:: TASK ITEM ::
All lines of the material below that include the string "University" are to be copied.
━━━━━━━━━━━━━━━━━━━━━━━━━━━━━━
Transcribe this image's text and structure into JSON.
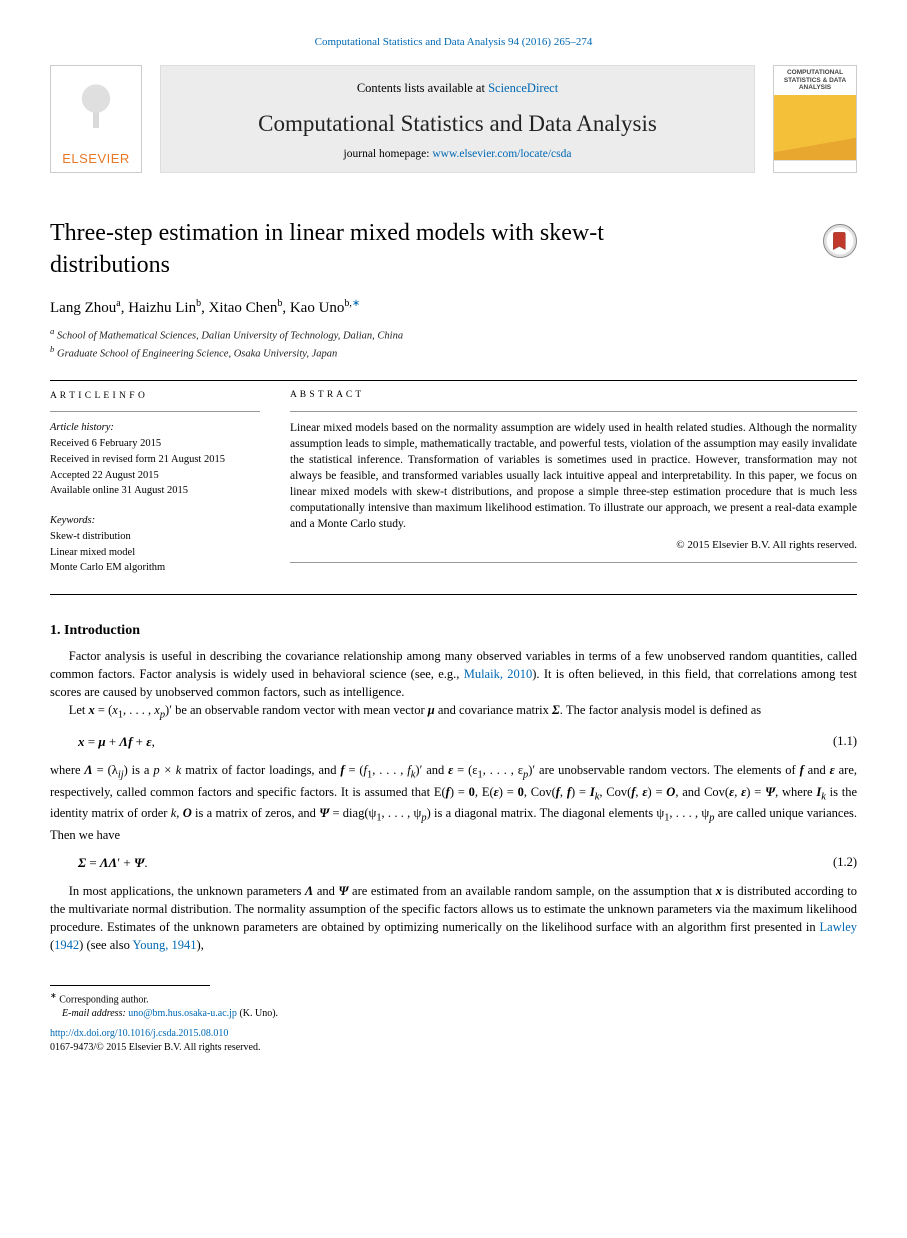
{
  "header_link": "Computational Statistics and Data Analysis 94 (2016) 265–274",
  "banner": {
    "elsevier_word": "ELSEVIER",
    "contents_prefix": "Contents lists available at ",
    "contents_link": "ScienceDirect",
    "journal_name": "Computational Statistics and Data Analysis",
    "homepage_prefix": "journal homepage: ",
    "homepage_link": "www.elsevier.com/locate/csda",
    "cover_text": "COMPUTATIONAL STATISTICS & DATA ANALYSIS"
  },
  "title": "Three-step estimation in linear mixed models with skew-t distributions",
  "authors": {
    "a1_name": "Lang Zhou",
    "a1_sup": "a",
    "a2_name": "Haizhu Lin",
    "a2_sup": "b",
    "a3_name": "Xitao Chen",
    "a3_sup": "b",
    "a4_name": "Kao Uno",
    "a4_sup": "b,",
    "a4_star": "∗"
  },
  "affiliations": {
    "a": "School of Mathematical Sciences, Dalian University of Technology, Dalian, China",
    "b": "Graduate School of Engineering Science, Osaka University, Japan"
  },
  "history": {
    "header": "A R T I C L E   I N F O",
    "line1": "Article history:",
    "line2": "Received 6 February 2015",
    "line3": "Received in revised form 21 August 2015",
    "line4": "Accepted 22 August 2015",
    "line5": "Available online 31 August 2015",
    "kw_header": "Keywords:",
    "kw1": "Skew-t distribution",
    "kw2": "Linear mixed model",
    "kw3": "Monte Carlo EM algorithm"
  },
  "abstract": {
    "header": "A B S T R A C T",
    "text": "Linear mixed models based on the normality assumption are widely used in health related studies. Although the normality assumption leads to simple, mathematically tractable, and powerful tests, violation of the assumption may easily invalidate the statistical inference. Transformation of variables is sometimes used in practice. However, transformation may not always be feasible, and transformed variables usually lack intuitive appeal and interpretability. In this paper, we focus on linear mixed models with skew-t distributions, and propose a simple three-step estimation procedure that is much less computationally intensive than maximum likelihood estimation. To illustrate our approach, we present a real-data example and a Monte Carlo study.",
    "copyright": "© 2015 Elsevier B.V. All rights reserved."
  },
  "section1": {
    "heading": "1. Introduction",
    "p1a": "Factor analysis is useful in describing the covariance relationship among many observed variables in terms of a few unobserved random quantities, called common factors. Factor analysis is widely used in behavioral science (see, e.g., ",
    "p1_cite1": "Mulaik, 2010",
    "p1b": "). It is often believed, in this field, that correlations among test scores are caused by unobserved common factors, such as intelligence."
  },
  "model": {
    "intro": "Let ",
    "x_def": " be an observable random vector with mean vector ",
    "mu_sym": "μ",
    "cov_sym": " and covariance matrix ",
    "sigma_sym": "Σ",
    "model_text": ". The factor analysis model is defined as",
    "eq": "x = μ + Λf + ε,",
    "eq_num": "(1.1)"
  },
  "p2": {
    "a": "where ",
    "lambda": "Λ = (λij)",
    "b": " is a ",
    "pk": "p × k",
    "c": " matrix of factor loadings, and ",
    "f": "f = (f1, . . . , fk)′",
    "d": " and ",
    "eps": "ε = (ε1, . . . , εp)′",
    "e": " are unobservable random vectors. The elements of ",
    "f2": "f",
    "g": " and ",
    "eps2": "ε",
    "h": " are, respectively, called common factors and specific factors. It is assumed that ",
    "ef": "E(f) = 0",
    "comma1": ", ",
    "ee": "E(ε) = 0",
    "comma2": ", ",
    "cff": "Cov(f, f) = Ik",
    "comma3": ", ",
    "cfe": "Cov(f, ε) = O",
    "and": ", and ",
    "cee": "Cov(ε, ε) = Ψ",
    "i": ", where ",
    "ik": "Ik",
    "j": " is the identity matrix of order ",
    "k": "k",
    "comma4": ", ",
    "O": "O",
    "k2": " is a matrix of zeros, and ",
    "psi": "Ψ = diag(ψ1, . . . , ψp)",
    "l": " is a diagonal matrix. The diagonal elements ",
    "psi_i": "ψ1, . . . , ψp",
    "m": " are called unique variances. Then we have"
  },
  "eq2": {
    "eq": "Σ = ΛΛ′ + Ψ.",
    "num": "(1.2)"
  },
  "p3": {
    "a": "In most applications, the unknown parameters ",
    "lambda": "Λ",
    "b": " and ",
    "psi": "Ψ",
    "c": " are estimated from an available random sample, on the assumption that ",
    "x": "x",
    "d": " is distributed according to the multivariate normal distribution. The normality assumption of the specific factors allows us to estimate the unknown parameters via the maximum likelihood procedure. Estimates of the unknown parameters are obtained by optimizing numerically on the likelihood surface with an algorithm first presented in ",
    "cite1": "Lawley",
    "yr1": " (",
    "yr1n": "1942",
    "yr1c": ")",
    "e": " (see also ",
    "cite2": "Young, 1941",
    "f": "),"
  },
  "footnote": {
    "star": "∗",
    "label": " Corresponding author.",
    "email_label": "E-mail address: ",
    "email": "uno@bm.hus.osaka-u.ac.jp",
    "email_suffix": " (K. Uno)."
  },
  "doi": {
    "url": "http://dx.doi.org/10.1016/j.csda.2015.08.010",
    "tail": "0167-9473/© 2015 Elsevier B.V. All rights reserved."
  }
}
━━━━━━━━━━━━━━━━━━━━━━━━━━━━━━
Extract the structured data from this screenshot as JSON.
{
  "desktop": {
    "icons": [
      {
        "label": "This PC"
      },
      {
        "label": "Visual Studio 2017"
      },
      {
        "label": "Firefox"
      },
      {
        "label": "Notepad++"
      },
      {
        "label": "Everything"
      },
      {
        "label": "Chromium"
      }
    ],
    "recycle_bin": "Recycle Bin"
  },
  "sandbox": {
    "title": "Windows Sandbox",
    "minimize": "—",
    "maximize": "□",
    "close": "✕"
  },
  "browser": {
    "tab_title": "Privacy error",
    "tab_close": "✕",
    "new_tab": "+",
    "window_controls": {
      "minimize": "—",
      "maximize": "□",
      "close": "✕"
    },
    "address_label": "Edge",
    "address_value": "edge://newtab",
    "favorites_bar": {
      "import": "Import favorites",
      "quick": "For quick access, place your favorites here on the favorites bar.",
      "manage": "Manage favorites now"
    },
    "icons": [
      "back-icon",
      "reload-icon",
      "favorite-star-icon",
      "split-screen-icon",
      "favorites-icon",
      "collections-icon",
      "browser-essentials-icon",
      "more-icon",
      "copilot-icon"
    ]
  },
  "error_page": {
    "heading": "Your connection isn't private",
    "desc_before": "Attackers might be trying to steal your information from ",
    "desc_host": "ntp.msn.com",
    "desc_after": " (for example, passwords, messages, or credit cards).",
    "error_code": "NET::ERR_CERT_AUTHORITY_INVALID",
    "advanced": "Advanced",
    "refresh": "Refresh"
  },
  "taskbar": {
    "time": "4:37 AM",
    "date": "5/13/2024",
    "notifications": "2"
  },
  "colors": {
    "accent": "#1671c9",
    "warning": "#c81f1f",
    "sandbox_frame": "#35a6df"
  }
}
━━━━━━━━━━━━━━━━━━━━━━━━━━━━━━
:: FINAL ANSWER ::
    "a": "School of Mathematical Sciences, Dalian University of Technology, Dalian, China",
    "b": "Graduate School of Engineering Science, Osaka University, Japan"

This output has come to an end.